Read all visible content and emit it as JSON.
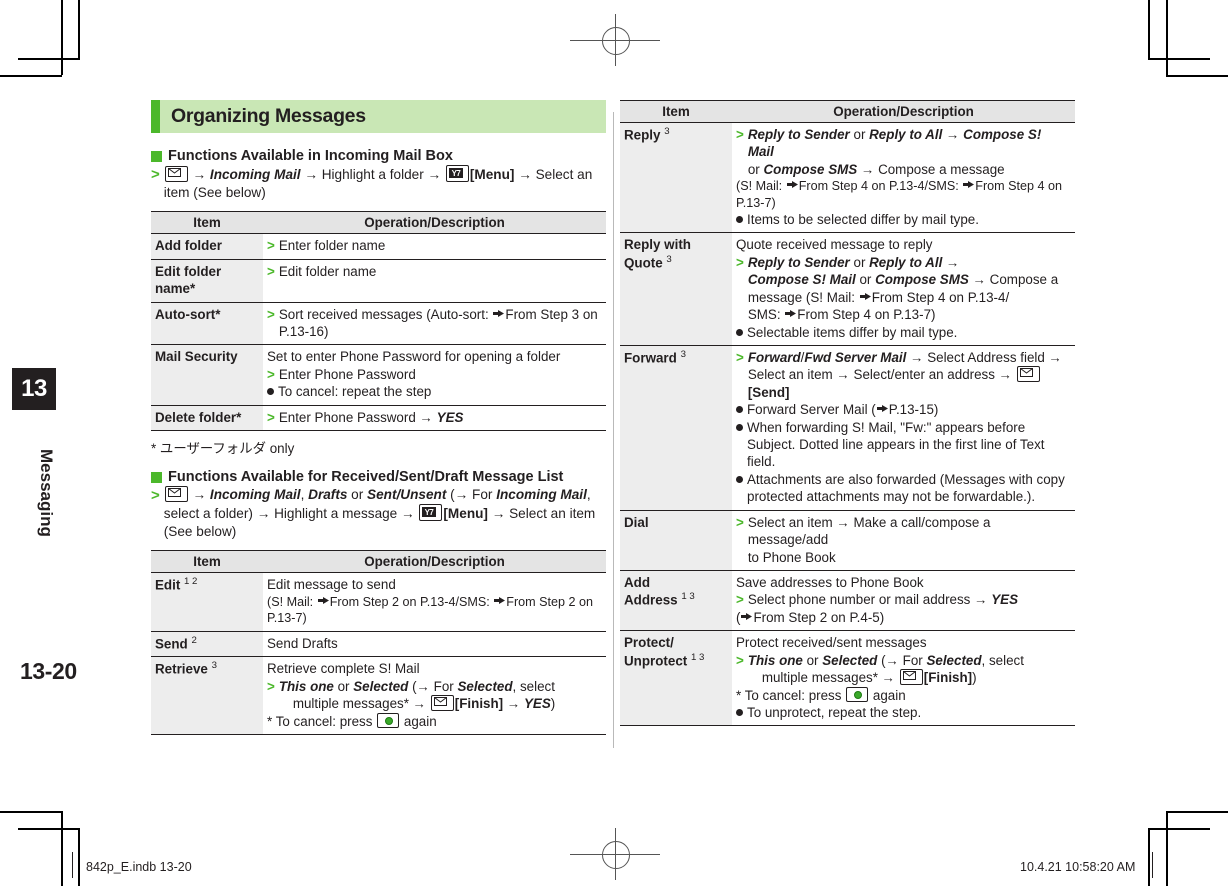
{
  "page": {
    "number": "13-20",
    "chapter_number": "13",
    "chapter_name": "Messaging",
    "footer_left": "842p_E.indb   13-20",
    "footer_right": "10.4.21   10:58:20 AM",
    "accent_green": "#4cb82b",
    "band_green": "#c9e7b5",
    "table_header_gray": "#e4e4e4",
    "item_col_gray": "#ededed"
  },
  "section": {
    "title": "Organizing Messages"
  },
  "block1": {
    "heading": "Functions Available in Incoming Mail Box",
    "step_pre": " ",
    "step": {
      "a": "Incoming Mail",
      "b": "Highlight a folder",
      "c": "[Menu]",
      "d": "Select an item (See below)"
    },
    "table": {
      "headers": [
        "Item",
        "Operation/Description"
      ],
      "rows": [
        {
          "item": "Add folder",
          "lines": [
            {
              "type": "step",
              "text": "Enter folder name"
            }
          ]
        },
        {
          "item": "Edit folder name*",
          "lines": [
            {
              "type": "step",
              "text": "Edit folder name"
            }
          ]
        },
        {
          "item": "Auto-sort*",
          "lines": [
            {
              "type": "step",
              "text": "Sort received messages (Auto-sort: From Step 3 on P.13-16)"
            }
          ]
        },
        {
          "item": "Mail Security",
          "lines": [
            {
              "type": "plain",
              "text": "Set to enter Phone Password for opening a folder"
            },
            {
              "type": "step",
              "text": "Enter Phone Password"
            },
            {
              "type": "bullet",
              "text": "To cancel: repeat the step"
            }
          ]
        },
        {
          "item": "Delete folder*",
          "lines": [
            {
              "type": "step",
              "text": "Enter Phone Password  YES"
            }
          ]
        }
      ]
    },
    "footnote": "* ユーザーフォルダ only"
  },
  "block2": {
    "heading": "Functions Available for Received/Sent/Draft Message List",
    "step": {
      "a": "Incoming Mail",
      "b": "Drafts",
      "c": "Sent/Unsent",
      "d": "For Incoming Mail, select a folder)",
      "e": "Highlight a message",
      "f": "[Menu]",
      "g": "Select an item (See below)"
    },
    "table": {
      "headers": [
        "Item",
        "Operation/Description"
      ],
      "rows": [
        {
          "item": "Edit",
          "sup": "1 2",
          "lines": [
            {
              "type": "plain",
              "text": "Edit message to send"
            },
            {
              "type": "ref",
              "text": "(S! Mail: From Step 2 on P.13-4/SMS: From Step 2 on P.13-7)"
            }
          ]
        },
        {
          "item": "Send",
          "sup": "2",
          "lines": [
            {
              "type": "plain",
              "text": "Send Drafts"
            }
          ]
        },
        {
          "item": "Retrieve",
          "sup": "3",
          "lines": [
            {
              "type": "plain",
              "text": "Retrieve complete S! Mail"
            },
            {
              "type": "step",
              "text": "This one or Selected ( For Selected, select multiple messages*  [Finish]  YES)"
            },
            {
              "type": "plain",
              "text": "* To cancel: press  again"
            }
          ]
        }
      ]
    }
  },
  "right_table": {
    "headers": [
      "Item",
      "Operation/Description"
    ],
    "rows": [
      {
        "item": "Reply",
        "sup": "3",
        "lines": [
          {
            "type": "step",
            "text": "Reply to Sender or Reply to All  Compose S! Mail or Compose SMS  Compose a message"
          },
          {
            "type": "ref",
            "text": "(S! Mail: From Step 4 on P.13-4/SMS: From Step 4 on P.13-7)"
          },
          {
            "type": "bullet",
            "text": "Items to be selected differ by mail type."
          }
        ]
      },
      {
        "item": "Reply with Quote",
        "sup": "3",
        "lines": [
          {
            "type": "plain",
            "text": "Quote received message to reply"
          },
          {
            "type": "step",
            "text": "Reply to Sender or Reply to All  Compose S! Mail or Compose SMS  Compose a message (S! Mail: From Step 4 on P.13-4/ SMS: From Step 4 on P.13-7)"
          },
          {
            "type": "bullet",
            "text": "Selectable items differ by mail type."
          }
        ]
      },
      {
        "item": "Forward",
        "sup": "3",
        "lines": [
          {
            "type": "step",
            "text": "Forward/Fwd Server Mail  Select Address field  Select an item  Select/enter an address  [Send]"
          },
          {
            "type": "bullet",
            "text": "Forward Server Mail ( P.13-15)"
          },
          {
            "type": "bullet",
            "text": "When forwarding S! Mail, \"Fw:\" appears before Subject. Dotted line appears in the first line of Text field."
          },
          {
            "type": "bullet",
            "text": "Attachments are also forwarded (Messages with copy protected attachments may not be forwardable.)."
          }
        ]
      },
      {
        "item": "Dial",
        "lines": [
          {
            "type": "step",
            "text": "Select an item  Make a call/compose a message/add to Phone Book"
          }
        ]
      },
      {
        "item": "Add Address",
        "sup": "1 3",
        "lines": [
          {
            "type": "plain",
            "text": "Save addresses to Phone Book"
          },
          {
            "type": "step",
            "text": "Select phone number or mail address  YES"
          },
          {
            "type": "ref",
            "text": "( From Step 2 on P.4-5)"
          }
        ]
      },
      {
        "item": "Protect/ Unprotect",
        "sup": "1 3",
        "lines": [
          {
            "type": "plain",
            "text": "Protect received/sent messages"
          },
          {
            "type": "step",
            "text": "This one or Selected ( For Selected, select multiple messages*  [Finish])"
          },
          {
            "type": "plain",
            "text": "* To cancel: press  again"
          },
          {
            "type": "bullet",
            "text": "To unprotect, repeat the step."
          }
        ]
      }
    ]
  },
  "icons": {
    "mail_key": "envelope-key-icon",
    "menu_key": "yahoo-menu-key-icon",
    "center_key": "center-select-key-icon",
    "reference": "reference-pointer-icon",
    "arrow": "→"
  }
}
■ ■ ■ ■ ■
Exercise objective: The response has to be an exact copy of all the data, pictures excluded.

Exercise answer:
Read all visible content and emit it as JSON.
{
  "page": {
    "number": "13-20",
    "chapter_number": "13",
    "chapter_name": "Messaging",
    "footer_left": "842p_E.indb   13-20",
    "footer_right": "10.4.21   10:58:20 AM",
    "accent_green": "#4cb82b",
    "band_green": "#c9e7b5",
    "table_header_gray": "#e4e4e4",
    "item_col_gray": "#ededed"
  },
  "section": {
    "title": "Organizing Messages"
  },
  "block1": {
    "heading": "Functions Available in Incoming Mail Box",
    "step_pre": " ",
    "step": {
      "a": "Incoming Mail",
      "b": "Highlight a folder",
      "c": "[Menu]",
      "d": "Select an item (See below)"
    },
    "table": {
      "headers": [
        "Item",
        "Operation/Description"
      ],
      "rows": [
        {
          "item": "Add folder",
          "lines": [
            {
              "type": "step",
              "text": "Enter folder name"
            }
          ]
        },
        {
          "item": "Edit folder name*",
          "lines": [
            {
              "type": "step",
              "text": "Edit folder name"
            }
          ]
        },
        {
          "item": "Auto-sort*",
          "lines": [
            {
              "type": "step",
              "text": "Sort received messages (Auto-sort: From Step 3 on P.13-16)"
            }
          ]
        },
        {
          "item": "Mail Security",
          "lines": [
            {
              "type": "plain",
              "text": "Set to enter Phone Password for opening a folder"
            },
            {
              "type": "step",
              "text": "Enter Phone Password"
            },
            {
              "type": "bullet",
              "text": "To cancel: repeat the step"
            }
          ]
        },
        {
          "item": "Delete folder*",
          "lines": [
            {
              "type": "step",
              "text": "Enter Phone Password  YES"
            }
          ]
        }
      ]
    },
    "footnote": "* ユーザーフォルダ only"
  },
  "block2": {
    "heading": "Functions Available for Received/Sent/Draft Message List",
    "step": {
      "a": "Incoming Mail",
      "b": "Drafts",
      "c": "Sent/Unsent",
      "d": "For Incoming Mail, select a folder)",
      "e": "Highlight a message",
      "f": "[Menu]",
      "g": "Select an item (See below)"
    },
    "table": {
      "headers": [
        "Item",
        "Operation/Description"
      ],
      "rows": [
        {
          "item": "Edit",
          "sup": "1 2",
          "lines": [
            {
              "type": "plain",
              "text": "Edit message to send"
            },
            {
              "type": "ref",
              "text": "(S! Mail: From Step 2 on P.13-4/SMS: From Step 2 on P.13-7)"
            }
          ]
        },
        {
          "item": "Send",
          "sup": "2",
          "lines": [
            {
              "type": "plain",
              "text": "Send Drafts"
            }
          ]
        },
        {
          "item": "Retrieve",
          "sup": "3",
          "lines": [
            {
              "type": "plain",
              "text": "Retrieve complete S! Mail"
            },
            {
              "type": "step",
              "text": "This one or Selected ( For Selected, select multiple messages*  [Finish]  YES)"
            },
            {
              "type": "plain",
              "text": "* To cancel: press  again"
            }
          ]
        }
      ]
    }
  },
  "right_table": {
    "headers": [
      "Item",
      "Operation/Description"
    ],
    "rows": [
      {
        "item": "Reply",
        "sup": "3",
        "lines": [
          {
            "type": "step",
            "text": "Reply to Sender or Reply to All  Compose S! Mail or Compose SMS  Compose a message"
          },
          {
            "type": "ref",
            "text": "(S! Mail: From Step 4 on P.13-4/SMS: From Step 4 on P.13-7)"
          },
          {
            "type": "bullet",
            "text": "Items to be selected differ by mail type."
          }
        ]
      },
      {
        "item": "Reply with Quote",
        "sup": "3",
        "lines": [
          {
            "type": "plain",
            "text": "Quote received message to reply"
          },
          {
            "type": "step",
            "text": "Reply to Sender or Reply to All  Compose S! Mail or Compose SMS  Compose a message (S! Mail: From Step 4 on P.13-4/ SMS: From Step 4 on P.13-7)"
          },
          {
            "type": "bullet",
            "text": "Selectable items differ by mail type."
          }
        ]
      },
      {
        "item": "Forward",
        "sup": "3",
        "lines": [
          {
            "type": "step",
            "text": "Forward/Fwd Server Mail  Select Address field  Select an item  Select/enter an address  [Send]"
          },
          {
            "type": "bullet",
            "text": "Forward Server Mail ( P.13-15)"
          },
          {
            "type": "bullet",
            "text": "When forwarding S! Mail, \"Fw:\" appears before Subject. Dotted line appears in the first line of Text field."
          },
          {
            "type": "bullet",
            "text": "Attachments are also forwarded (Messages with copy protected attachments may not be forwardable.)."
          }
        ]
      },
      {
        "item": "Dial",
        "lines": [
          {
            "type": "step",
            "text": "Select an item  Make a call/compose a message/add to Phone Book"
          }
        ]
      },
      {
        "item": "Add Address",
        "sup": "1 3",
        "lines": [
          {
            "type": "plain",
            "text": "Save addresses to Phone Book"
          },
          {
            "type": "step",
            "text": "Select phone number or mail address  YES"
          },
          {
            "type": "ref",
            "text": "( From Step 2 on P.4-5)"
          }
        ]
      },
      {
        "item": "Protect/ Unprotect",
        "sup": "1 3",
        "lines": [
          {
            "type": "plain",
            "text": "Protect received/sent messages"
          },
          {
            "type": "step",
            "text": "This one or Selected ( For Selected, select multiple messages*  [Finish])"
          },
          {
            "type": "plain",
            "text": "* To cancel: press  again"
          },
          {
            "type": "bullet",
            "text": "To unprotect, repeat the step."
          }
        ]
      }
    ]
  },
  "icons": {
    "mail_key": "envelope-key-icon",
    "menu_key": "yahoo-menu-key-icon",
    "center_key": "center-select-key-icon",
    "reference": "reference-pointer-icon",
    "arrow": "→"
  }
}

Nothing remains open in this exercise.